Comprehensive Information, Resources, and Support on Cervical Cancer

The American Society of Clinical Oncology (ASCO) issued guidelines on screening for cervical cancer among women in 2016. Cervical cancer one of the leading causes of cancer-related deaths among women throughout the world. The guideline provides evidence-based recommendations for primary screening, follow-up after positive testing results, and for the treatment of cervical pre-cancers.

A cervical biopsy is a diagnostic procedure to detect and evaluate cervical cancer (cancer of the cervix). It involves removal of tissue from the cervix to test for abnormal or precancerous changes, or cervical cancer. Cervix is the lower, narrow part of the uterus in women.

Living with cervical cancer can be a life-changing experience. Many changes may occur, such as attitudes change, priority change, change in perspective towards life, etc. Some women affected by cervical cancer can no longer have children or may face other health issues. Cancer survivors have to look for different ways to cope with the after-effects of cancer.

Cervical cancer is caused due to various factors including DNA mutations, gene defects, and infection by HPV. HPV has greater chances of causing cancers of the cervix as well as cancers of the penis in men.
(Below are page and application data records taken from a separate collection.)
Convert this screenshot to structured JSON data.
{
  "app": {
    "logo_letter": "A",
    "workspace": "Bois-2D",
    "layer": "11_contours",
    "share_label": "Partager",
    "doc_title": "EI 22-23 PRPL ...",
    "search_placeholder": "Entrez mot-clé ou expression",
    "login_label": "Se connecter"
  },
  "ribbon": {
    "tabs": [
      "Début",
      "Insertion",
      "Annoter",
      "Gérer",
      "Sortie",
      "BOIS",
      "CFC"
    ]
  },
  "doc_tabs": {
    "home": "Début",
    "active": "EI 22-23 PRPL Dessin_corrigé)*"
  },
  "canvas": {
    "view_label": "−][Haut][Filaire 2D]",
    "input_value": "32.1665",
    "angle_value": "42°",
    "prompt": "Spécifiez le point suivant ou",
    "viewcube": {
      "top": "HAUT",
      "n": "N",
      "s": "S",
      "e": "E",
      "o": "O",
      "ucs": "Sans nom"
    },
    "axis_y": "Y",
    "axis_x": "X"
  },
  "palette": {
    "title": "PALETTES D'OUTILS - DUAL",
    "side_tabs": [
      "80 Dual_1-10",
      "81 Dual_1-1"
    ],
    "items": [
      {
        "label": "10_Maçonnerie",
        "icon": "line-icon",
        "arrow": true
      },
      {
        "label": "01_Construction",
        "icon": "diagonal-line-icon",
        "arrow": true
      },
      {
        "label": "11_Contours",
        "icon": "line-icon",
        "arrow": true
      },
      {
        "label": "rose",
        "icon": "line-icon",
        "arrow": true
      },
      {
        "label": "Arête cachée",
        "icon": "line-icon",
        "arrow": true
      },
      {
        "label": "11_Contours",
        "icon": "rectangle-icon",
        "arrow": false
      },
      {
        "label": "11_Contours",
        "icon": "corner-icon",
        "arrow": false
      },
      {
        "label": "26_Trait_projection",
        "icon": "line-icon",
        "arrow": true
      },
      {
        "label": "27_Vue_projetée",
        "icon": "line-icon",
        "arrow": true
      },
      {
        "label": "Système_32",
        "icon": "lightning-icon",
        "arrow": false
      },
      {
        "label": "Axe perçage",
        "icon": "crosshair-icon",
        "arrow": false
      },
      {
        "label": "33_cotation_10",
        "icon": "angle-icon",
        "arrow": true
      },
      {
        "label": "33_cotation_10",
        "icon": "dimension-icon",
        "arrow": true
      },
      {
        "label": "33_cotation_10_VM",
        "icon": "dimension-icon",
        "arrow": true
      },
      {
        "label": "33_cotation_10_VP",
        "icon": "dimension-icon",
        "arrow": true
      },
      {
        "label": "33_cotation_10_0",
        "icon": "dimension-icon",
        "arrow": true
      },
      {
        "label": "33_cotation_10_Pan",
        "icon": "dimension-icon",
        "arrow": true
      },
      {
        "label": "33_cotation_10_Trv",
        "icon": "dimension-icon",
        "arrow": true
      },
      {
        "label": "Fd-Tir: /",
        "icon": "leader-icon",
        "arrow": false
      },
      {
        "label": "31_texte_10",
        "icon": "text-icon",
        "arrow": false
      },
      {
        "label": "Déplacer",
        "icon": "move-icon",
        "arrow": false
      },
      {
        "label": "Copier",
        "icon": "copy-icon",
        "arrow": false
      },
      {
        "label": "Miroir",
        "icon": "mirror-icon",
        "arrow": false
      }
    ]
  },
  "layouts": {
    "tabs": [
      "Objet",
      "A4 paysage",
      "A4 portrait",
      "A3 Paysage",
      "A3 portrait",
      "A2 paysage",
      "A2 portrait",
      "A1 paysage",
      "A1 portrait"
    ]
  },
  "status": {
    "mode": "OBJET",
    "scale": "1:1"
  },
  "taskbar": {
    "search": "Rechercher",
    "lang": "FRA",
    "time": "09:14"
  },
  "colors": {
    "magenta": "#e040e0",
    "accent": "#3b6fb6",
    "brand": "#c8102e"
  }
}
Infection by HPV can also lead to cancers of the mouth, throat, and anus in both men and women.

Cervical cancer is not hereditary, but there are chances of cervical cancer to run in some families. Almost 95% of its cases are due to persistent infections by the HPV virus. About four out of five sexually active women (about 75 to 80%) can be infected with some type of HPV throughout their lives. But, it is not mandatory that all these women will acquire cervical cancer.